## [TASK STATEMENT]
Across all of the records below, determine the number of lines containing the string "glasses"; reply with that number only.

(Element data from apps and pages)
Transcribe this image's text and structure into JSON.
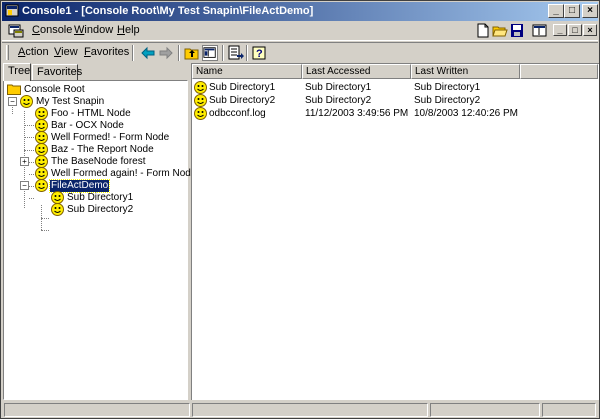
{
  "window": {
    "title": "Console1 - [Console Root\\My Test Snapin\\FileActDemo]",
    "colors": {
      "title_start": "#0a246a",
      "title_end": "#a6caf0",
      "selection": "#0a246a",
      "smiley": "#ffee00"
    }
  },
  "caption_buttons": {
    "minimize": "_",
    "maximize": "□",
    "close": "×"
  },
  "menubar": {
    "items": [
      {
        "key": "C",
        "rest": "onsole"
      },
      {
        "key": "W",
        "rest": "indow"
      },
      {
        "key": "H",
        "rest": "elp"
      }
    ]
  },
  "toolbar": {
    "items": [
      {
        "key": "A",
        "rest": "ction"
      },
      {
        "key": "V",
        "rest": "iew"
      },
      {
        "key": "F",
        "rest": "avorites"
      }
    ],
    "icons": [
      "back-arrow-icon",
      "forward-arrow-icon",
      "up-folder-icon",
      "show-hide-tree-icon",
      "export-list-icon",
      "help-icon"
    ]
  },
  "tabs": [
    {
      "label": "Tree",
      "active": true
    },
    {
      "label": "Favorites",
      "active": false
    }
  ],
  "tree": {
    "root": "Console Root",
    "snapin": "My Test Snapin",
    "nodes": [
      "Foo - HTML Node",
      "Bar - OCX Node",
      "Well Formed! - Form Node",
      "Baz - The Report Node",
      "The BaseNode forest",
      "Well Formed again! - Form Node",
      "FileActDemo"
    ],
    "selected": "FileActDemo",
    "children": [
      "Sub Directory1",
      "Sub Directory2"
    ]
  },
  "list": {
    "columns": [
      "Name",
      "Last Accessed",
      "Last Written"
    ],
    "rows": [
      [
        "Sub Directory1",
        "Sub Directory1",
        "Sub Directory1"
      ],
      [
        "Sub Directory2",
        "Sub Directory2",
        "Sub Directory2"
      ],
      [
        "odbcconf.log",
        "11/12/2003 3:49:56 PM",
        "10/8/2003 12:40:26 PM"
      ]
    ]
  }
}
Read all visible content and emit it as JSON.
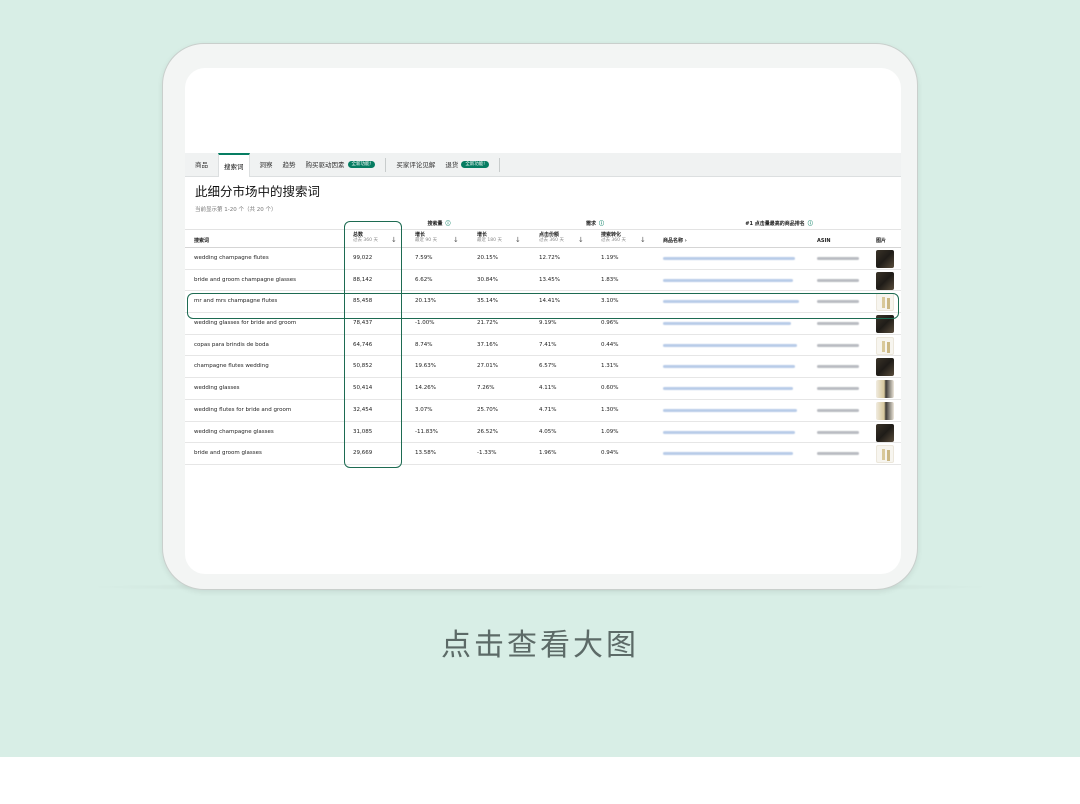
{
  "caption": "点击查看大图",
  "tabs": [
    {
      "label": "商品",
      "active": false
    },
    {
      "label": "搜索词",
      "active": true
    },
    {
      "label": "洞察",
      "active": false
    },
    {
      "label": "趋势",
      "active": false
    },
    {
      "label": "购买驱动因素",
      "active": false,
      "badge": "全新功能!"
    },
    {
      "label": "买家评论见解",
      "active": false
    },
    {
      "label": "退货",
      "active": false,
      "badge": "全新功能!"
    }
  ],
  "title": "此细分市场中的搜索词",
  "subtitle": "当前显示第 1-20 个（共 20 个）",
  "groups": {
    "search_volume": "搜索量",
    "demand": "需求",
    "top_product": "#1 点击量最高的商品排名",
    "help_icon": "ⓘ"
  },
  "headers": {
    "keyword": "搜索词",
    "total": "总数",
    "total_sub": "过去 360 天",
    "growth90": "增长",
    "growth90_sub": "最近 90 天",
    "growth180": "增长",
    "growth180_sub": "最近 180 天",
    "click_share": "点击份额",
    "click_share_sub": "过去 360 天",
    "conversion": "搜索转化",
    "conversion_sub": "过去 360 天",
    "product_name": "商品名称 ›",
    "asin": "ASIN",
    "image": "图片",
    "sort_arrow": "↓"
  },
  "rows": [
    {
      "keyword": "wedding champagne flutes",
      "total": "99,022",
      "g90": "7.59%",
      "g180": "20.15%",
      "click": "12.72%",
      "conv": "1.19%",
      "thumb": "dark"
    },
    {
      "keyword": "bride and groom champagne glasses",
      "total": "88,142",
      "g90": "6.62%",
      "g180": "30.84%",
      "click": "13.45%",
      "conv": "1.83%",
      "thumb": "dark"
    },
    {
      "keyword": "mr and mrs champagne flutes",
      "total": "85,458",
      "g90": "20.13%",
      "g180": "35.14%",
      "click": "14.41%",
      "conv": "3.10%",
      "thumb": "light"
    },
    {
      "keyword": "wedding glasses for bride and groom",
      "total": "78,437",
      "g90": "-1.00%",
      "g180": "21.72%",
      "click": "9.19%",
      "conv": "0.96%",
      "thumb": "dark"
    },
    {
      "keyword": "copas para brindis de boda",
      "total": "64,746",
      "g90": "8.74%",
      "g180": "37.16%",
      "click": "7.41%",
      "conv": "0.44%",
      "thumb": "light"
    },
    {
      "keyword": "champagne flutes wedding",
      "total": "50,852",
      "g90": "19.63%",
      "g180": "27.01%",
      "click": "6.57%",
      "conv": "1.31%",
      "thumb": "dark"
    },
    {
      "keyword": "wedding glasses",
      "total": "50,414",
      "g90": "14.26%",
      "g180": "7.26%",
      "click": "4.11%",
      "conv": "0.60%",
      "thumb": "mixed"
    },
    {
      "keyword": "wedding flutes for bride and groom",
      "total": "32,454",
      "g90": "3.07%",
      "g180": "25.70%",
      "click": "4.71%",
      "conv": "1.30%",
      "thumb": "mixed"
    },
    {
      "keyword": "wedding champagne glasses",
      "total": "31,085",
      "g90": "-11.83%",
      "g180": "26.52%",
      "click": "4.05%",
      "conv": "1.09%",
      "thumb": "dark"
    },
    {
      "keyword": "bride and groom glasses",
      "total": "29,669",
      "g90": "13.58%",
      "g180": "-1.33%",
      "click": "1.96%",
      "conv": "0.94%",
      "thumb": "light"
    }
  ],
  "colors": {
    "accent": "#067d62",
    "highlight_frame": "#1d6b52",
    "background": "#d8eee6"
  }
}
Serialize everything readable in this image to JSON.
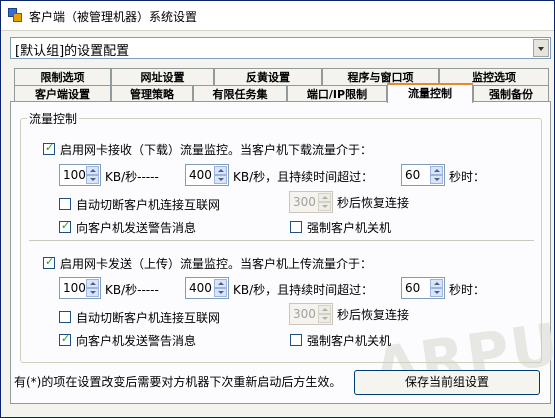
{
  "window": {
    "title": "客户端（被管理机器）系统设置"
  },
  "config_select": {
    "value": "[默认组]的设置配置"
  },
  "tabs_row1": [
    {
      "label": "限制选项"
    },
    {
      "label": "网址设置"
    },
    {
      "label": "反黄设置"
    },
    {
      "label": "程序与窗口项"
    },
    {
      "label": "监控选项"
    }
  ],
  "tabs_row2": [
    {
      "label": "客户端设置"
    },
    {
      "label": "管理策略"
    },
    {
      "label": "有限任务集"
    },
    {
      "label": "端口/IP限制"
    },
    {
      "label": "流量控制",
      "active": true
    },
    {
      "label": "强制备份"
    }
  ],
  "group_title": "流量控制",
  "download": {
    "enable_label": "启用网卡接收（下载）流量监控。当客户机下载流量介于：",
    "enable_checked": true,
    "min_value": "100",
    "unit_range": "KB/秒-----",
    "max_value": "400",
    "unit_duration": "KB/秒，且持续时间超过：",
    "duration_value": "60",
    "seconds_when": "秒时：",
    "disconnect_label": "自动切断客户机连接互联网",
    "disconnect_checked": false,
    "restore_value": "300",
    "restore_label": "秒后恢复连接",
    "warn_label": "向客户机发送警告消息",
    "warn_checked": true,
    "shutdown_label": "强制客户机关机",
    "shutdown_checked": false
  },
  "upload": {
    "enable_label": "启用网卡发送（上传）流量监控。当客户机上传流量介于：",
    "enable_checked": true,
    "min_value": "100",
    "unit_range": "KB/秒-----",
    "max_value": "400",
    "unit_duration": "KB/秒，且持续时间超过：",
    "duration_value": "60",
    "seconds_when": "秒时：",
    "disconnect_label": "自动切断客户机连接互联网",
    "disconnect_checked": false,
    "restore_value": "300",
    "restore_label": "秒后恢复连接",
    "warn_label": "向客户机发送警告消息",
    "warn_checked": true,
    "shutdown_label": "强制客户机关机",
    "shutdown_checked": false
  },
  "footer": {
    "note": "有(*)的项在设置改变后需要对方机器下次重新启动后方生效。",
    "save_button": "保存当前组设置"
  },
  "watermark": "ARPUN"
}
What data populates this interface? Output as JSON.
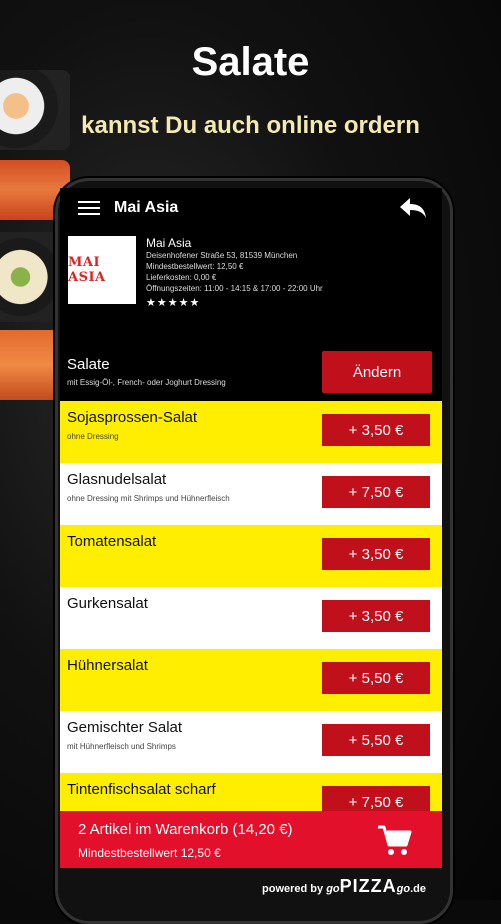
{
  "promo": {
    "headline": "Salate",
    "subline": "kannst Du auch online ordern"
  },
  "app": {
    "title": "Mai Asia"
  },
  "restaurant": {
    "logo_text": "MAI ASIA",
    "name": "Mai Asia",
    "address": "Deisenhofener Straße 53, 81539 München",
    "min_order": "Mindestbestellwert: 12,50 €",
    "delivery_cost": "Lieferkosten: 0,00 €",
    "hours": "Öffnungszeiten: 11:00 - 14:15 & 17:00 - 22:00 Uhr",
    "rating": "★★★★★"
  },
  "category": {
    "title": "Salate",
    "description": "mit Essig-Öl-, French- oder Joghurt Dressing",
    "change_label": "Ändern"
  },
  "items": [
    {
      "name": "Sojasprossen-Salat",
      "desc": "ohne Dressing",
      "price": "+ 3,50 €"
    },
    {
      "name": "Glasnudelsalat",
      "desc": "ohne Dressing mit Shrimps und Hühnerfleisch",
      "price": "+ 7,50 €"
    },
    {
      "name": "Tomatensalat",
      "desc": "",
      "price": "+ 3,50 €"
    },
    {
      "name": "Gurkensalat",
      "desc": "",
      "price": "+ 3,50 €"
    },
    {
      "name": "Hühnersalat",
      "desc": "",
      "price": "+ 5,50 €"
    },
    {
      "name": "Gemischter Salat",
      "desc": "mit Hühnerfleisch und Shrimps",
      "price": "+ 5,50 €"
    },
    {
      "name": "Tintenfischsalat scharf",
      "desc": "",
      "price": "+ 7,50 €"
    }
  ],
  "cart": {
    "summary": "2 Artikel im Warenkorb (14,20 €)",
    "min_order": "Mindestbestellwert 12,50 €"
  },
  "footer": {
    "powered": "powered by",
    "go1": "go",
    "pizza": "PIZZA",
    "go2": "go",
    "de": ".de"
  }
}
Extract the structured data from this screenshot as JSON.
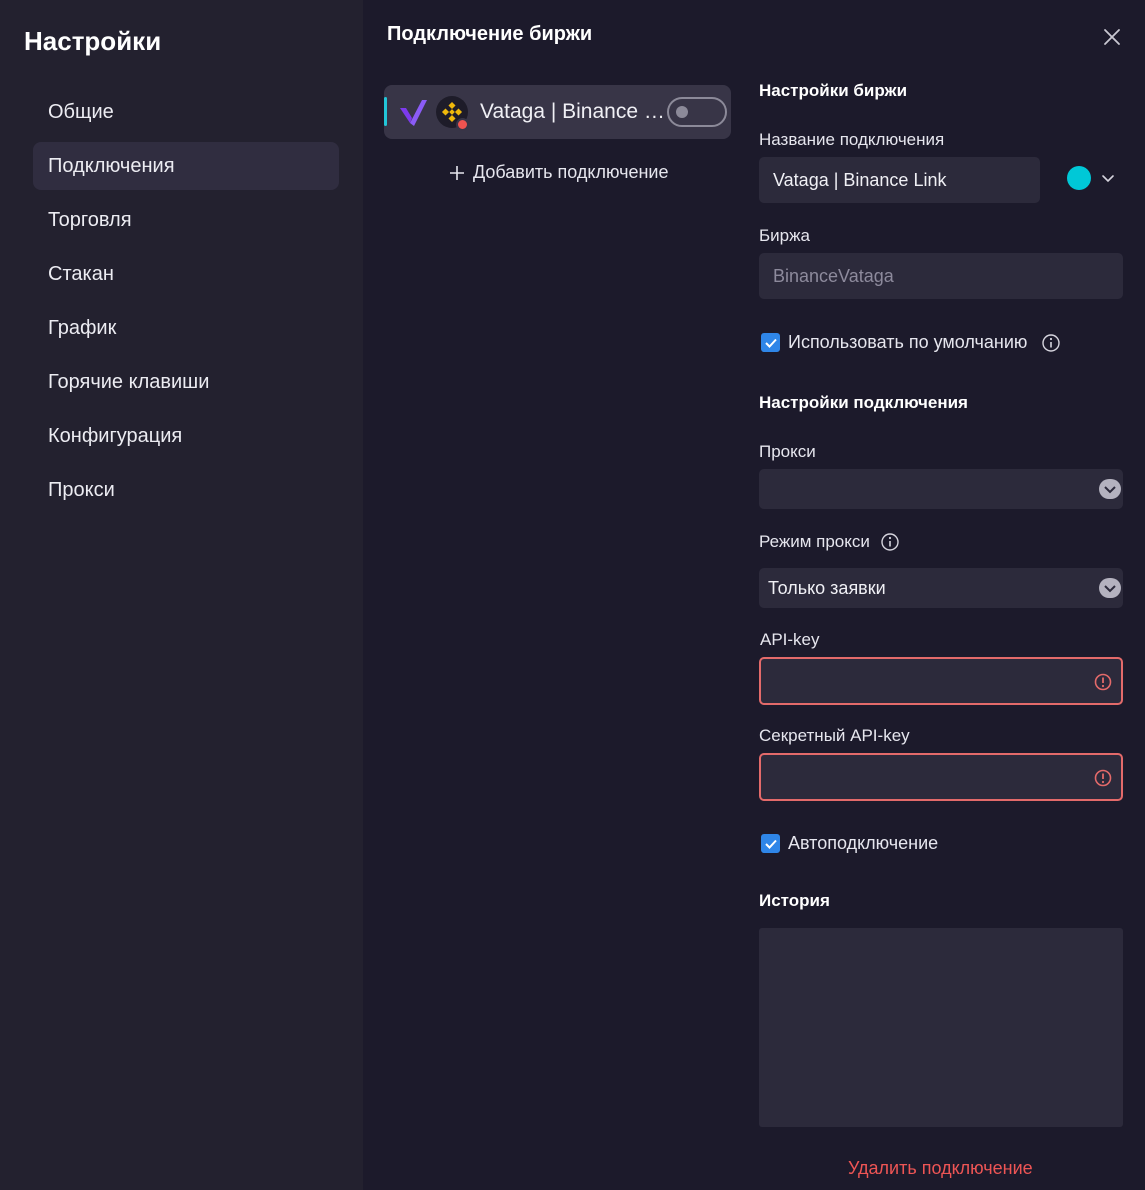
{
  "sidebar": {
    "title": "Настройки",
    "items": [
      {
        "label": "Общие"
      },
      {
        "label": "Подключения"
      },
      {
        "label": "Торговля"
      },
      {
        "label": "Стакан"
      },
      {
        "label": "График"
      },
      {
        "label": "Горячие клавиши"
      },
      {
        "label": "Конфигурация"
      },
      {
        "label": "Прокси"
      }
    ],
    "active_index": 1
  },
  "main": {
    "title": "Подключение биржи",
    "close_icon": "close-icon"
  },
  "connections": {
    "items": [
      {
        "name": "Vataga | Binance L...",
        "enabled": false,
        "indicator_color": "#22c6d8",
        "status_color": "#ef5350"
      }
    ],
    "add_label": "Добавить подключение"
  },
  "form": {
    "exchange_section": "Настройки биржи",
    "connection_name_label": "Название подключения",
    "connection_name_value": "Vataga | Binance Link",
    "color": "#00c8d7",
    "exchange_label": "Биржа",
    "exchange_value": "BinanceVataga",
    "use_default_label": "Использовать по умолчанию",
    "use_default_checked": true,
    "connection_section": "Настройки подключения",
    "proxy_label": "Прокси",
    "proxy_value": "",
    "proxy_mode_label": "Режим прокси",
    "proxy_mode_value": "Только заявки",
    "api_key_label": "API-key",
    "api_key_value": "",
    "secret_key_label": "Секретный API-key",
    "secret_key_value": "",
    "autoconnect_label": "Автоподключение",
    "autoconnect_checked": true,
    "history_section": "История",
    "delete_label": "Удалить подключение"
  },
  "colors": {
    "accent": "#2f86e8",
    "error": "#e36a6a",
    "danger_text": "#ee5555"
  }
}
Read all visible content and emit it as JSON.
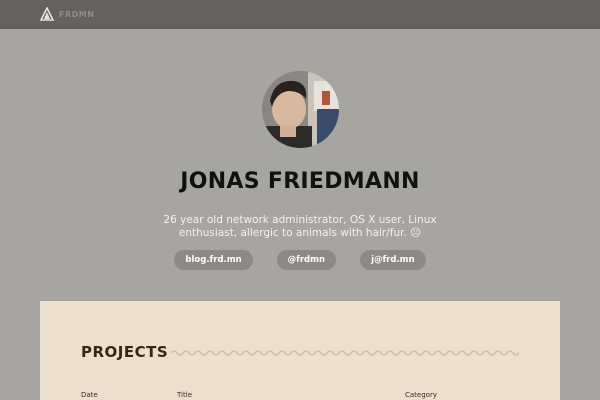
{
  "header": {
    "brand_text": "FRDMN",
    "brand_logo_icon": "triangle-logo-icon"
  },
  "profile": {
    "name": "JONAS FRIEDMANN",
    "bio": "26 year old network administrator, OS X user, Linux enthusiast, allergic to animals with hair/fur. ☹",
    "links": [
      {
        "label": "blog.frd.mn"
      },
      {
        "label": "@frdmn"
      },
      {
        "label": "j@frd.mn"
      }
    ]
  },
  "projects": {
    "title": "PROJECTS",
    "columns": [
      "Date",
      "Title",
      "Category"
    ]
  },
  "colors": {
    "topbar": "#64615e",
    "background": "#a7a5a1",
    "card": "#ecdfcd",
    "pill": "#8d8a86",
    "section_title": "#3a2414"
  }
}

## [SOLUTION FOR THIS EXERCISE]
5